Doncaster Ramblers take a walk around Heathcroft
Today’s walk by the Doncaster Ramblers is an interesting trek which took us around Heathcroft.
There was another healthy turnout of a total of 39 walkers who met at the Community Centre in Crofton for this moderate 10 mile anti-clockwise circuit of this post-industrial mining area, just to the east of Wakefield.
After passing through Foulby (which is the birthplace of John Harrison – March 24, 1693 – 24 March 1776] an English carpenter and clock designer, who solved the problem of calculating longitude through the carrying of precise time on board ship) and Sharlston, we headed north across reclaimed pit heaps with newly formed waterfowl lakes where we paused for a coffee, watching the birds, and watching where we sat.
A bit further on we came across a couple of surveyors who were using a magnetometer (which are widely used for measuring the Earth's magnetic field and in geophysical surveys to detect magnetic anomalies of various types).
This was to test the ground for historical sites as part of the HS2 project and they were bombarded with questions as we filtered past them.
This being a bit of a town and country walk, we inevitably had to cross some major A roads.
It was to the credit of the British motorist, that drivers stopped to allow us to cross the road.
We were now heading west and eventually we arrived at the lovely hamlet of Heath which signalled our lunchtime stopover at the delightful King's Head where the staff were most obliging.
Our afternoon section of the anti-clockwise trek took us onto the Trans Pennine Trail (The Trans Pennine Trail is a long-distance path running coast to coast across Northern England entirely on surfaced paths and using only gentle gradients. It runs largely along disused railway lines and canal towpaths – from Stockport in the west to Hornsey in the east and is 207 miles long).
We walked on the trail alongside the disused Barnsley Canal and through Walton Colliery Nature Park with the "pussy" willow buds beginning to show their furry contents to us. We arrived back by 3 pm and a voluntary collection raised more than £28 for the Community Centre as a "thank you" for the use of their car park.
We all enjoyed our day out and the variety of the landscape during the beautiful walk. A big thank you must go to Pete for another successful and enjoyable "colliery walk" and a big thanks also to the other Pete (and Skylar) for safe backmarking.
And here is some breaking news: Beginning from our summer programme of walks which comes out in April the Doncaster Ramblers will be offering, in addition to our normal Tuesday, and Saturday walks, an additional THURSDAY walk of only two or two-and-a-half hours duration in and around the Doncaster area. If you want a try out of the Doncaster Ramblers come and join us, all are welcome.
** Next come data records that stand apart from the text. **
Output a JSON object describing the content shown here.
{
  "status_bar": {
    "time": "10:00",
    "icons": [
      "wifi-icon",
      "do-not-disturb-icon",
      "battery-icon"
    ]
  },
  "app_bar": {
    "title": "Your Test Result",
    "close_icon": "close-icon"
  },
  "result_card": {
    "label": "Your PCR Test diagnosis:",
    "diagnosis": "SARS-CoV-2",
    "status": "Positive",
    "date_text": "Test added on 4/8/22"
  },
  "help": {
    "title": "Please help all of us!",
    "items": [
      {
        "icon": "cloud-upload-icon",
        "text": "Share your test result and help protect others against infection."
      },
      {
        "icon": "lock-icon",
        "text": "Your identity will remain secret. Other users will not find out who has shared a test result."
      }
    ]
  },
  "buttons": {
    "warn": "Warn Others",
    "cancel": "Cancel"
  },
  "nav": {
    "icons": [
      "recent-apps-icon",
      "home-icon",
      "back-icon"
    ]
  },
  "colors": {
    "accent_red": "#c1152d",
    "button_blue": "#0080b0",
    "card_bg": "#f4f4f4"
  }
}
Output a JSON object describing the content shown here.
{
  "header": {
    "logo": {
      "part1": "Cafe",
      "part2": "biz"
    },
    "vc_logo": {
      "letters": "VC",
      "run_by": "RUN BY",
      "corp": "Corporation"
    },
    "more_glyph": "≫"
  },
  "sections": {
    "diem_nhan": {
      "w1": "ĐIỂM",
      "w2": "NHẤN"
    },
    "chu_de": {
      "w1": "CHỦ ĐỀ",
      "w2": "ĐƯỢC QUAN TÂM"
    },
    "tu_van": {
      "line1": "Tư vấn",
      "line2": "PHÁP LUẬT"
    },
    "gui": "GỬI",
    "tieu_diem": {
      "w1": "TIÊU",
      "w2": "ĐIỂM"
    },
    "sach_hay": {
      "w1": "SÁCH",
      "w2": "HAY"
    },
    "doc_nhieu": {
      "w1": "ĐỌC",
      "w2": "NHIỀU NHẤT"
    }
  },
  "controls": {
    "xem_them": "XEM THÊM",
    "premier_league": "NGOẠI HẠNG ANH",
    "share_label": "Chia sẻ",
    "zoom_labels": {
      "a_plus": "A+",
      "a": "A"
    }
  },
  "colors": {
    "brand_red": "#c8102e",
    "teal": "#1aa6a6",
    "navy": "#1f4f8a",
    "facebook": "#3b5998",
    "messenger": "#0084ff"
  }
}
For more information about the Doncaster Ramblers and future activity you can visit our Doncaster Ramblers Home Page and you can download a full copy of our walks programme.
For more please visit our www.doncasterramblers.org.uk/walks/walks-programme-printed-version website.
And you can also follow us and find out further information on Facebook by visiting www.facebook.com/doncasterramblers/ site, where GPS Maps of many of our past walks can also be found.